**TASK DIRECTIONS**
Check every line of the data below for the word "Bitcoin", then give only the number of lines that have it.
RECORDS TO PROCESS: Begin
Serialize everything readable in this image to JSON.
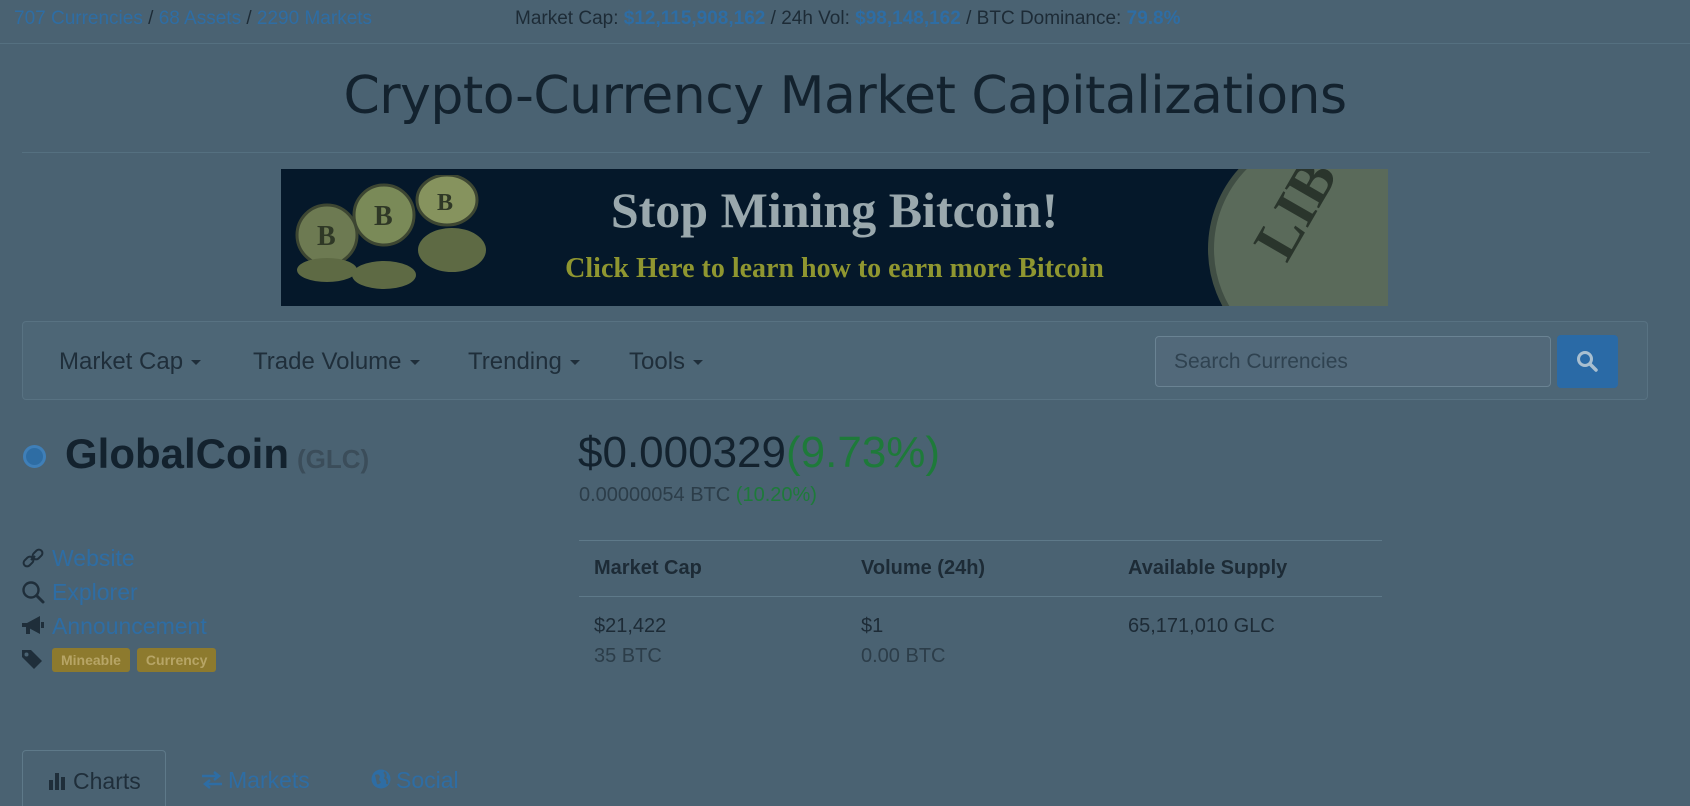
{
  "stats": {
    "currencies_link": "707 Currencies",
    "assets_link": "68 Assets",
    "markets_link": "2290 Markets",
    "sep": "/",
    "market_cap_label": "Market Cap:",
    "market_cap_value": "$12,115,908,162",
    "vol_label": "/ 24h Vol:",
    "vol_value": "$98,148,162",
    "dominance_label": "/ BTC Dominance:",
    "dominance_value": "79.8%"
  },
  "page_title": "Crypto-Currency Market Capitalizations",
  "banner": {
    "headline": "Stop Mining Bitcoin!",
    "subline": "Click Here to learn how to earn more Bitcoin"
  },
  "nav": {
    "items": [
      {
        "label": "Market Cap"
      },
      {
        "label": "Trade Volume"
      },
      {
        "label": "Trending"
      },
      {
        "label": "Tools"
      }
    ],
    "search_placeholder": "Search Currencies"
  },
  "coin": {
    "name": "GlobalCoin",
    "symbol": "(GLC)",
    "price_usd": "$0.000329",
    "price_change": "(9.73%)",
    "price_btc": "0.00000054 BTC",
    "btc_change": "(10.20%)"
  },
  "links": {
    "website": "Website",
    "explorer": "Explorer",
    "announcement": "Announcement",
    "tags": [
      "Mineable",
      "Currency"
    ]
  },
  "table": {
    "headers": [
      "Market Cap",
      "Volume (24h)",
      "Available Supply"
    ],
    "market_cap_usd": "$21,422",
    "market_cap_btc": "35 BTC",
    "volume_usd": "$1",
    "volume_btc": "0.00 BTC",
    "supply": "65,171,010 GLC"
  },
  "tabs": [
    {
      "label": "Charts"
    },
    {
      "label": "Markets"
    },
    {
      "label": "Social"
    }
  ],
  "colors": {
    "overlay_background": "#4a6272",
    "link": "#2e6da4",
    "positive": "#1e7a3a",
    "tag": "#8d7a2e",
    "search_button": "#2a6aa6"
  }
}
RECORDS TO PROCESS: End
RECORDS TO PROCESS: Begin
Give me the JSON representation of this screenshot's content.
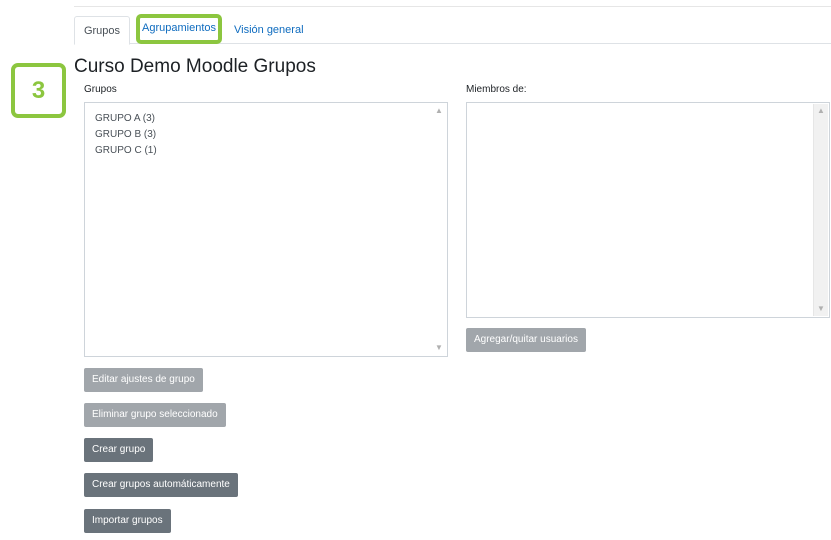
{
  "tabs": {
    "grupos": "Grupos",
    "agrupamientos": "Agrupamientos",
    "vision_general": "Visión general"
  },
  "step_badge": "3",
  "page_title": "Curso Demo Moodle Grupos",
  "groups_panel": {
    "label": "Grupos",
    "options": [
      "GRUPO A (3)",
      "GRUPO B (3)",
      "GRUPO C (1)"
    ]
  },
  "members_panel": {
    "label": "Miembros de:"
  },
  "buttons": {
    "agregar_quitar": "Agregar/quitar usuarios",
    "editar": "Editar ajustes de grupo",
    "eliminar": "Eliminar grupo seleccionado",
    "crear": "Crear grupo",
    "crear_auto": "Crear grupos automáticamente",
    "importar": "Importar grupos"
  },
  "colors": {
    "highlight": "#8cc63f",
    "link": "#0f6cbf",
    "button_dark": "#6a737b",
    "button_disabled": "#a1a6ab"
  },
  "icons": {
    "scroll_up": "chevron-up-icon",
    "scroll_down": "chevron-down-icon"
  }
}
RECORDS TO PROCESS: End
**WRITTEN RESPONSE**
2